Task directions: Filter the entries, keeping every line with the word "Perdida".

Input:

# # # # # # #

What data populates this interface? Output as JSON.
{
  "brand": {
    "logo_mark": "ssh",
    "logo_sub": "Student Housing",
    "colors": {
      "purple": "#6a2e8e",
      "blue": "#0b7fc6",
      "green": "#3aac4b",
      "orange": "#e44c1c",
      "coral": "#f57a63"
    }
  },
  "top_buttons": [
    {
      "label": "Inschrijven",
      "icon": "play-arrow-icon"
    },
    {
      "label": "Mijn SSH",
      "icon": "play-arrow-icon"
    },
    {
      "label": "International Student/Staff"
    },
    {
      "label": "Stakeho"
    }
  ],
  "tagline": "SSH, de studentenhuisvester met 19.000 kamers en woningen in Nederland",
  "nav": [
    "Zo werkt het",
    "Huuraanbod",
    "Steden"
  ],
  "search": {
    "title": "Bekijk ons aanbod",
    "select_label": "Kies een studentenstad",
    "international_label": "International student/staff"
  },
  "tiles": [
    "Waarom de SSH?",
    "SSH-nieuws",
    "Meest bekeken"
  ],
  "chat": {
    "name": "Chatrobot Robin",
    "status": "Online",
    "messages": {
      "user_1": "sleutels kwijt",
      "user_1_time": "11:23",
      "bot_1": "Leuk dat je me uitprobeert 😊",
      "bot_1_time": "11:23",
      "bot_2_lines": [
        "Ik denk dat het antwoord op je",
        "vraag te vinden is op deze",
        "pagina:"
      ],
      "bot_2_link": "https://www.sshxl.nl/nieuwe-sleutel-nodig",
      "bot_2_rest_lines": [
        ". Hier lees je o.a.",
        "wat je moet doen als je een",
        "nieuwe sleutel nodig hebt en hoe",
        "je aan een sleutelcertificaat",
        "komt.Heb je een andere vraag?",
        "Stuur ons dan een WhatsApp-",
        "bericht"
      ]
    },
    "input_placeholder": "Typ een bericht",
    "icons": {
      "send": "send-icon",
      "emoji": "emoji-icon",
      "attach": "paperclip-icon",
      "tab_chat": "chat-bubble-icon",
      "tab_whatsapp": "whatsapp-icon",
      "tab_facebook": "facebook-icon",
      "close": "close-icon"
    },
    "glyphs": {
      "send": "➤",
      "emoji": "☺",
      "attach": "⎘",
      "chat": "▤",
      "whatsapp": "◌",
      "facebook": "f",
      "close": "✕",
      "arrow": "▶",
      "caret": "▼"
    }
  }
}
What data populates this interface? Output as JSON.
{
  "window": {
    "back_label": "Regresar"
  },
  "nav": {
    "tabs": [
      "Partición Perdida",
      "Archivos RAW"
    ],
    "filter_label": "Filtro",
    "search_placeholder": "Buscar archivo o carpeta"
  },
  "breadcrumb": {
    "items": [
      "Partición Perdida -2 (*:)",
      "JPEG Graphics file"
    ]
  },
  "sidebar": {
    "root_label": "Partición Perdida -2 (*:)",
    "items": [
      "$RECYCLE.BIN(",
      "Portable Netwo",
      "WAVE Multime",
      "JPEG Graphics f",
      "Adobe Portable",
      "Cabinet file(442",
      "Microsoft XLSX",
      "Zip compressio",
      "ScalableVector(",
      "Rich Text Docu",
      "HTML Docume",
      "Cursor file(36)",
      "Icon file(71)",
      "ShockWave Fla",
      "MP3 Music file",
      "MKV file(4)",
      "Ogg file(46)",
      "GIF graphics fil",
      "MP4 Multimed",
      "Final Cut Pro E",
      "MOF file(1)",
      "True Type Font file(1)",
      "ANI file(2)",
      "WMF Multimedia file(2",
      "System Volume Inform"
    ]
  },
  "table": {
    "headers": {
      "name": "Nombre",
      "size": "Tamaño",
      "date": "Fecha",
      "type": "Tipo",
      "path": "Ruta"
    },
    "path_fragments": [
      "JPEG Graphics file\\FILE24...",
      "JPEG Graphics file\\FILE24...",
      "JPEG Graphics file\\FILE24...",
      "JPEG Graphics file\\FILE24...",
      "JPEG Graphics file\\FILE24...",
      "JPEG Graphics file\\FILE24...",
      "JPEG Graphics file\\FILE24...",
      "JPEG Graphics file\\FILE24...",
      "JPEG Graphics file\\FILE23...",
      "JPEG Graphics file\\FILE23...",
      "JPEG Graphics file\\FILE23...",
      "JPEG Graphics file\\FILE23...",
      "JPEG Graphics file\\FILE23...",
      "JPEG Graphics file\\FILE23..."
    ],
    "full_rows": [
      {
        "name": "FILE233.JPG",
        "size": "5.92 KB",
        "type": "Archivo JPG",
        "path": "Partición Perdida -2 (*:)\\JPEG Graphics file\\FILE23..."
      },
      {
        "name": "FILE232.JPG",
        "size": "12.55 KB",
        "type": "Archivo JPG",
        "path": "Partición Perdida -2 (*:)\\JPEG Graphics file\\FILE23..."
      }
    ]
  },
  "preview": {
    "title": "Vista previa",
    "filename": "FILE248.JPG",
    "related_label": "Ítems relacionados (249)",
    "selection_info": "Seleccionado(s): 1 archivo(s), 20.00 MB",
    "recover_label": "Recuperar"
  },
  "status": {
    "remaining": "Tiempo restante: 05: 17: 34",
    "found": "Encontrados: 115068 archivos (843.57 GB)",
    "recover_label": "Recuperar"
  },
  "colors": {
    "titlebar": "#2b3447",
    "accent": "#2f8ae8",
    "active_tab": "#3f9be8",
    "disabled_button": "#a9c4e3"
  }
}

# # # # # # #

Response area:
      "Partición Perdida",
      "Partición Perdida -2 (*:)",
    "root_label": "Partición Perdida -2 (*:)",
        "path": "Partición Perdida -2 (*:)\\JPEG Graphics file\\FILE23..."
        "path": "Partición Perdida -2 (*:)\\JPEG Graphics file\\FILE23..."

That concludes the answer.